- Development of KLNFR (including tree felling, peat and drainage) leads to the release of 5.5 million tonnes of carbon dioxide (CO2), which contributes to local, and global warming and climate change problems; and
- Loss of research and education, recreation, eco-tourism sites and local socio-economic.
MORE ABOUT KLNFR AND ITS IMPORTANCE
The KLNFR is also home to several species of Dipterocarp trees with conservation status of ‘Critically Endangered’ and ‘Endangered’ (in the Malaysia Plant Red List) including “Meranti Bunga” (Shorea teysmanniana), “Meranti Bakau” (Shorea uliginosa) and “Mersawa Paya” (Anisoptera marginata).
STOP KLNFR FROM DISAPPEARING
Peat Swamp Forest degradation is held responsible for large scale greenhouse gas accumulation in the atmosphere. It is one of the main contributors to global climate change. If we don’t stop deforestation, and degazettement, the KLNFR will completely disappear soon. Therefore, there are many impacts including :
- The fight against global warming and climate change;
- Ecosystems and biodiversity protection: preserve critically endangered species or fauna and flora;
- Protection of natural resources including wetlands;
- People’s right to healthy local living environment, resulting of sustainable production systems;
- Preservation of the cultural identity of the forests’ dependence populations.
- Payments for ecosystem services— Hope for avoiding the worst outcomes in the increasingly rely on the belief that people will be burdened and were shocked soon by the payment will request for the services provided by undisturbed and healthy forests ecosystems.

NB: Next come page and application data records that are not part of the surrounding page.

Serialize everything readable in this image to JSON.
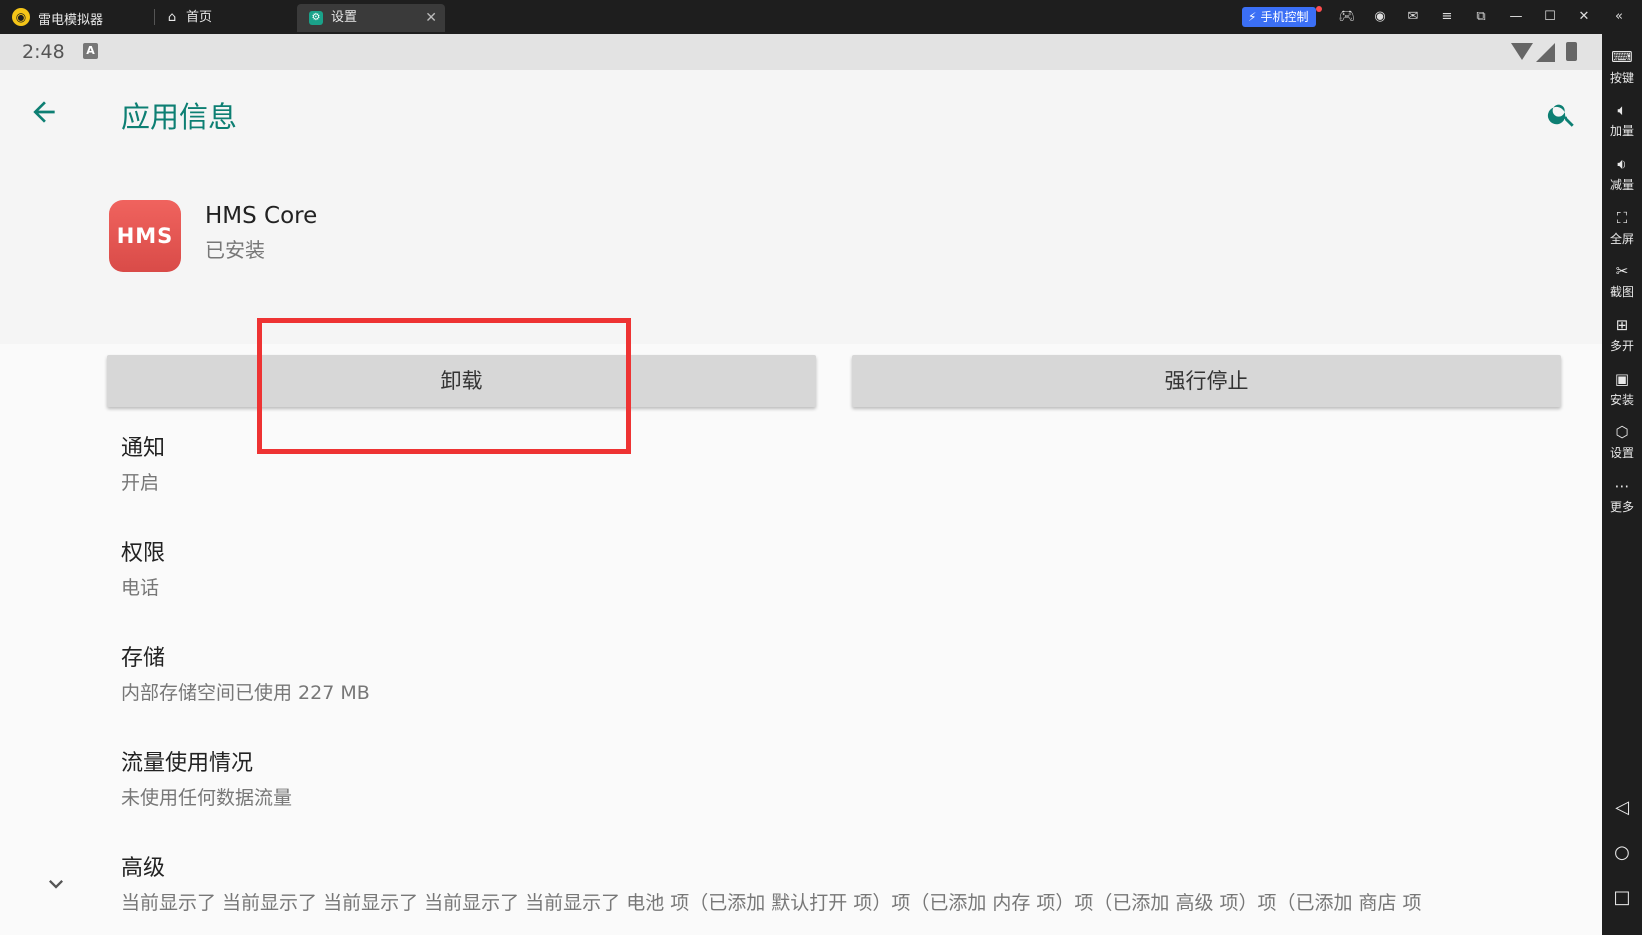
{
  "window": {
    "app_name": "雷电模拟器",
    "tabs": [
      {
        "label": "首页",
        "icon": "home-icon"
      },
      {
        "label": "设置",
        "icon": "gear-icon"
      }
    ],
    "phone_control_label": "手机控制",
    "title_icons": [
      "gamepad-icon",
      "user-icon",
      "mail-icon",
      "menu-icon",
      "restore-icon",
      "minimize-icon",
      "maximize-icon",
      "close-icon",
      "collapse-icon"
    ]
  },
  "statusbar": {
    "time": "2:48",
    "notification_letter": "A"
  },
  "appbar": {
    "title": "应用信息"
  },
  "app": {
    "icon_text": "HMS",
    "name": "HMS Core",
    "status": "已安装"
  },
  "buttons": {
    "uninstall": "卸载",
    "force_stop": "强行停止"
  },
  "prefs": [
    {
      "title": "通知",
      "summary": "开启"
    },
    {
      "title": "权限",
      "summary": "电话"
    },
    {
      "title": "存储",
      "summary": "内部存储空间已使用 227 MB"
    },
    {
      "title": "流量使用情况",
      "summary": "未使用任何数据流量"
    },
    {
      "title": "高级",
      "summary": "当前显示了 当前显示了 当前显示了 当前显示了 当前显示了 电池 项（已添加 默认打开 项）项（已添加 内存 项）项（已添加 高级 项）项（已添加 商店 项"
    }
  ],
  "sidebar": {
    "items": [
      {
        "label": "按键",
        "icon": "keyboard-icon"
      },
      {
        "label": "加量",
        "icon": "volume-up-icon"
      },
      {
        "label": "减量",
        "icon": "volume-down-icon"
      },
      {
        "label": "全屏",
        "icon": "fullscreen-icon"
      },
      {
        "label": "截图",
        "icon": "scissors-icon"
      },
      {
        "label": "多开",
        "icon": "multi-window-icon"
      },
      {
        "label": "安装",
        "icon": "apk-icon"
      },
      {
        "label": "设置",
        "icon": "settings-icon"
      },
      {
        "label": "更多",
        "icon": "more-icon"
      }
    ],
    "nav": [
      "back-triangle-icon",
      "home-circle-icon",
      "recents-square-icon"
    ]
  },
  "colors": {
    "accent": "#0d7f73",
    "highlight_box": "#ee3333",
    "phone_control": "#3b6ff5",
    "hms_icon": "#e35855"
  }
}
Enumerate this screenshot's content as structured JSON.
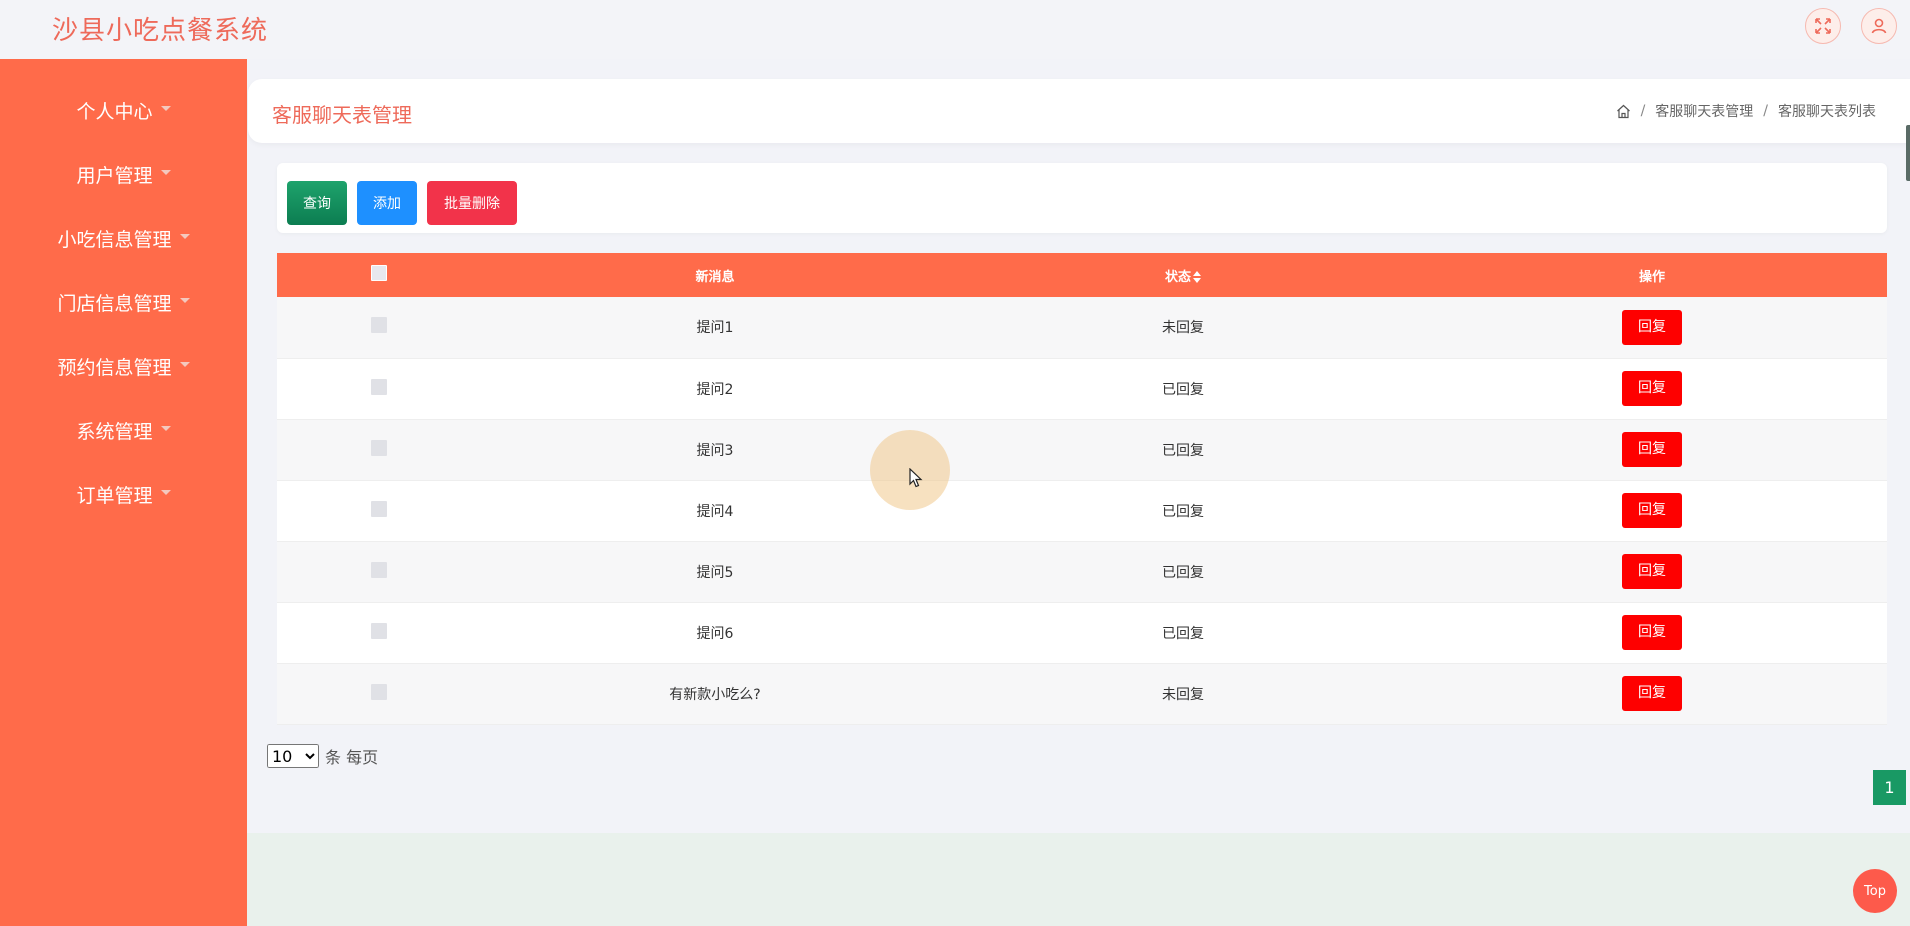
{
  "app": {
    "title": "沙县小吃点餐系统"
  },
  "top_icons": [
    "fullscreen-icon",
    "user-icon"
  ],
  "sidebar": {
    "items": [
      {
        "label": "个人中心"
      },
      {
        "label": "用户管理"
      },
      {
        "label": "小吃信息管理"
      },
      {
        "label": "门店信息管理"
      },
      {
        "label": "预约信息管理"
      },
      {
        "label": "系统管理"
      },
      {
        "label": "订单管理"
      }
    ]
  },
  "header": {
    "title": "客服聊天表管理",
    "breadcrumb": [
      "客服聊天表管理",
      "客服聊天表列表"
    ]
  },
  "toolbar": {
    "search_label": "查询",
    "add_label": "添加",
    "batch_delete_label": "批量删除"
  },
  "table": {
    "columns": {
      "message": "新消息",
      "status": "状态",
      "operation": "操作"
    },
    "reply_label": "回复",
    "rows": [
      {
        "message": "提问1",
        "status": "未回复"
      },
      {
        "message": "提问2",
        "status": "已回复"
      },
      {
        "message": "提问3",
        "status": "已回复"
      },
      {
        "message": "提问4",
        "status": "已回复"
      },
      {
        "message": "提问5",
        "status": "已回复"
      },
      {
        "message": "提问6",
        "status": "已回复"
      },
      {
        "message": "有新款小吃么?",
        "status": "未回复"
      }
    ]
  },
  "pagination": {
    "page_size": "10",
    "page_size_options": [
      "10"
    ],
    "per_page_label": "条 每页",
    "current_page": "1"
  },
  "back_to_top": {
    "label": "Top"
  },
  "colors": {
    "primary": "#ff6b4a",
    "title": "#ee6a5a",
    "reply": "#fe0000",
    "search": "#0c7d51",
    "add": "#1e90ff",
    "batch_delete": "#f2334a",
    "page": "#199964"
  }
}
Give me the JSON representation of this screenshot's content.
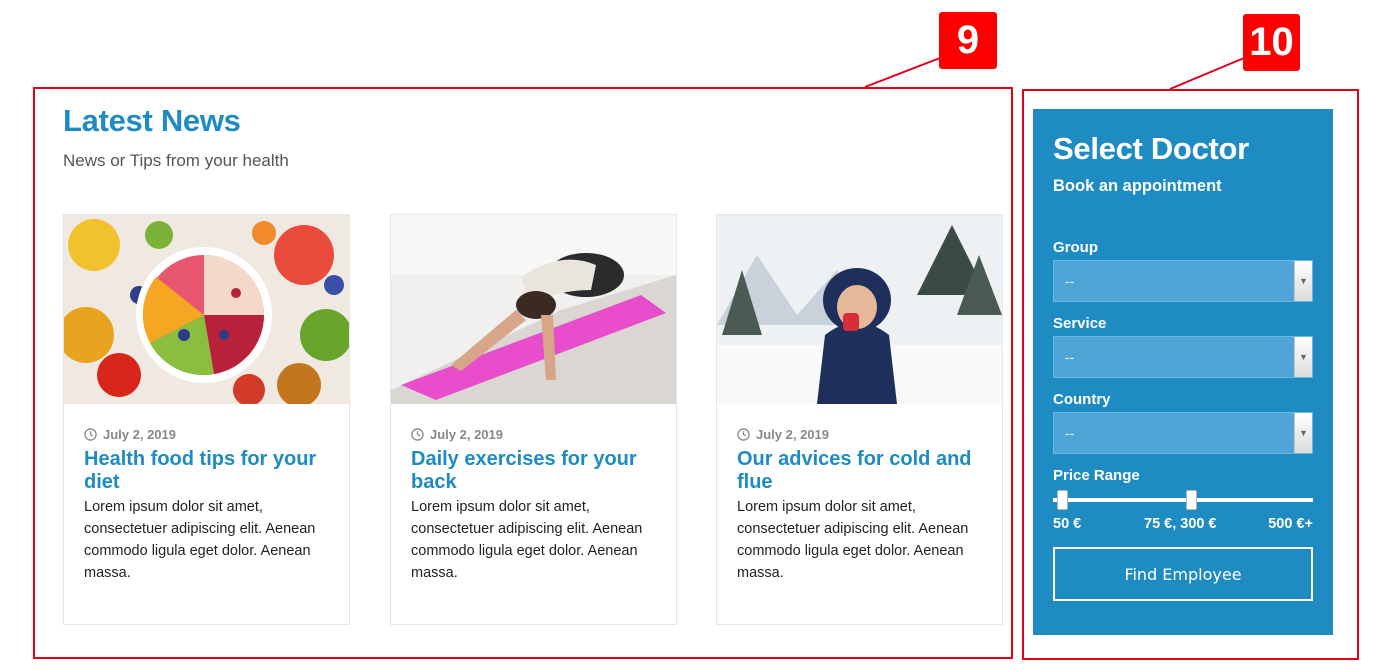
{
  "annotations": {
    "news_badge": "9",
    "doctor_badge": "10"
  },
  "news": {
    "title": "Latest News",
    "subtitle": "News or Tips from your health",
    "articles": [
      {
        "date": "July 2, 2019",
        "title": "Health food tips for your diet",
        "excerpt": "Lorem ipsum dolor sit amet, consectetuer adipiscing elit. Aenean commodo ligula eget dolor. Aenean massa.",
        "image": "fruit-bowl-photo"
      },
      {
        "date": "July 2, 2019",
        "title": "Daily exercises for your back",
        "excerpt": "Lorem ipsum dolor sit amet, consectetuer adipiscing elit. Aenean commodo ligula eget dolor. Aenean massa.",
        "image": "yoga-mat-photo"
      },
      {
        "date": "July 2, 2019",
        "title": "Our advices for cold and flue",
        "excerpt": "Lorem ipsum dolor sit amet, consectetuer adipiscing elit. Aenean commodo ligula eget dolor. Aenean massa.",
        "image": "winter-snow-photo"
      }
    ]
  },
  "doctor_form": {
    "title": "Select Doctor",
    "subtitle": "Book an appointment",
    "fields": [
      {
        "label": "Group",
        "value": "--"
      },
      {
        "label": "Service",
        "value": "--"
      },
      {
        "label": "Country",
        "value": "--"
      }
    ],
    "price_range": {
      "label": "Price Range",
      "min_label": "50 €",
      "selected_label": "75 €, 300 €",
      "max_label": "500 €+"
    },
    "button_label": "Find Employee"
  },
  "colors": {
    "brand_blue": "#1e8bc3",
    "annotation_red": "#e3001b"
  }
}
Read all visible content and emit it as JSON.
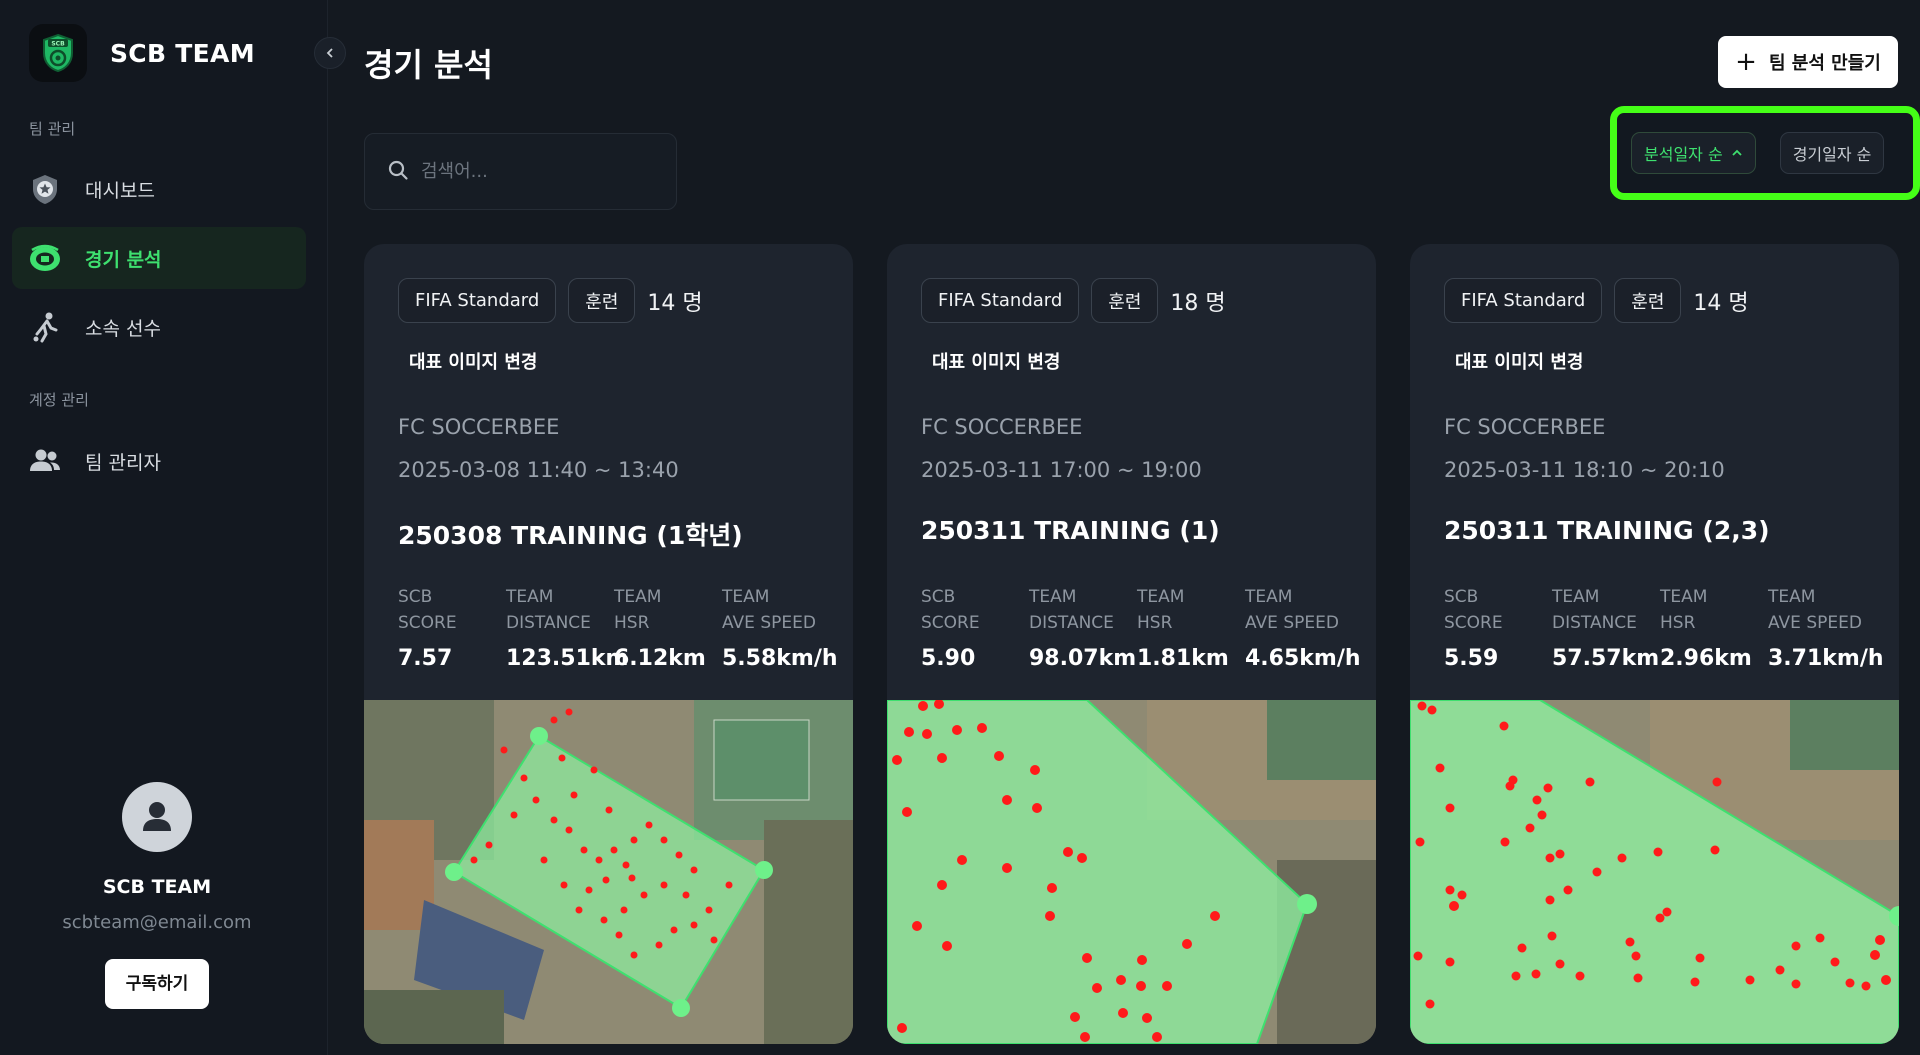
{
  "brand": {
    "name": "SCB TEAM",
    "logo_text": "SCB"
  },
  "sidebar": {
    "sections": [
      {
        "label": "팀 관리"
      },
      {
        "label": "계정 관리"
      }
    ],
    "items": [
      {
        "label": "대시보드",
        "icon": "shield-star-icon"
      },
      {
        "label": "경기 분석",
        "icon": "stadium-icon",
        "active": true
      },
      {
        "label": "소속 선수",
        "icon": "player-kick-icon"
      },
      {
        "label": "팀 관리자",
        "icon": "users-icon"
      }
    ],
    "profile": {
      "name": "SCB TEAM",
      "email": "scbteam@email.com",
      "subscribe_label": "구독하기"
    }
  },
  "header": {
    "title": "경기 분석",
    "create_label": "팀 분석 만들기"
  },
  "search": {
    "placeholder": "검색어..."
  },
  "sort": {
    "options": [
      {
        "label": "분석일자 순",
        "active": true,
        "direction": "ascending"
      },
      {
        "label": "경기일자 순",
        "active": false
      }
    ],
    "highlight_color": "#45ff17"
  },
  "cards": [
    {
      "standard": "FIFA Standard",
      "type": "훈련",
      "members": "14 명",
      "change_image_label": "대표 이미지 변경",
      "team": "FC SOCCERBEE",
      "datetime": "2025-03-08 11:40 ~ 13:40",
      "title": "250308 TRAINING (1학년)",
      "stats": [
        {
          "label_1": "SCB",
          "label_2": "SCORE",
          "value": "7.57"
        },
        {
          "label_1": "TEAM",
          "label_2": "DISTANCE",
          "value": "123.51km"
        },
        {
          "label_1": "TEAM",
          "label_2": "HSR",
          "value": "6.12km"
        },
        {
          "label_1": "TEAM",
          "label_2": "AVE SPEED",
          "value": "5.58km/h"
        }
      ]
    },
    {
      "standard": "FIFA Standard",
      "type": "훈련",
      "members": "18 명",
      "change_image_label": "대표 이미지 변경",
      "team": "FC SOCCERBEE",
      "datetime": "2025-03-11 17:00 ~ 19:00",
      "title": "250311 TRAINING (1)",
      "stats": [
        {
          "label_1": "SCB",
          "label_2": "SCORE",
          "value": "5.90"
        },
        {
          "label_1": "TEAM",
          "label_2": "DISTANCE",
          "value": "98.07km"
        },
        {
          "label_1": "TEAM",
          "label_2": "HSR",
          "value": "1.81km"
        },
        {
          "label_1": "TEAM",
          "label_2": "AVE SPEED",
          "value": "4.65km/h"
        }
      ]
    },
    {
      "standard": "FIFA Standard",
      "type": "훈련",
      "members": "14 명",
      "change_image_label": "대표 이미지 변경",
      "team": "FC SOCCERBEE",
      "datetime": "2025-03-11 18:10 ~ 20:10",
      "title": "250311 TRAINING (2,3)",
      "stats": [
        {
          "label_1": "SCB",
          "label_2": "SCORE",
          "value": "5.59"
        },
        {
          "label_1": "TEAM",
          "label_2": "DISTANCE",
          "value": "57.57km"
        },
        {
          "label_1": "TEAM",
          "label_2": "HSR",
          "value": "2.96km"
        },
        {
          "label_1": "TEAM",
          "label_2": "AVE SPEED",
          "value": "3.71km/h"
        }
      ]
    }
  ],
  "colors": {
    "accent": "#3ee06f",
    "background": "#141920",
    "card": "#1e242e",
    "heatmap_dot": "#ff1a1a",
    "field_overlay": "#8ef0a0"
  }
}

These services—which include biodiversity maintenance, rainfall generation, carbon sequestration, and soil stabilization, among others—have traditionally been undervalued by markets, but there are signs that the situation is changing.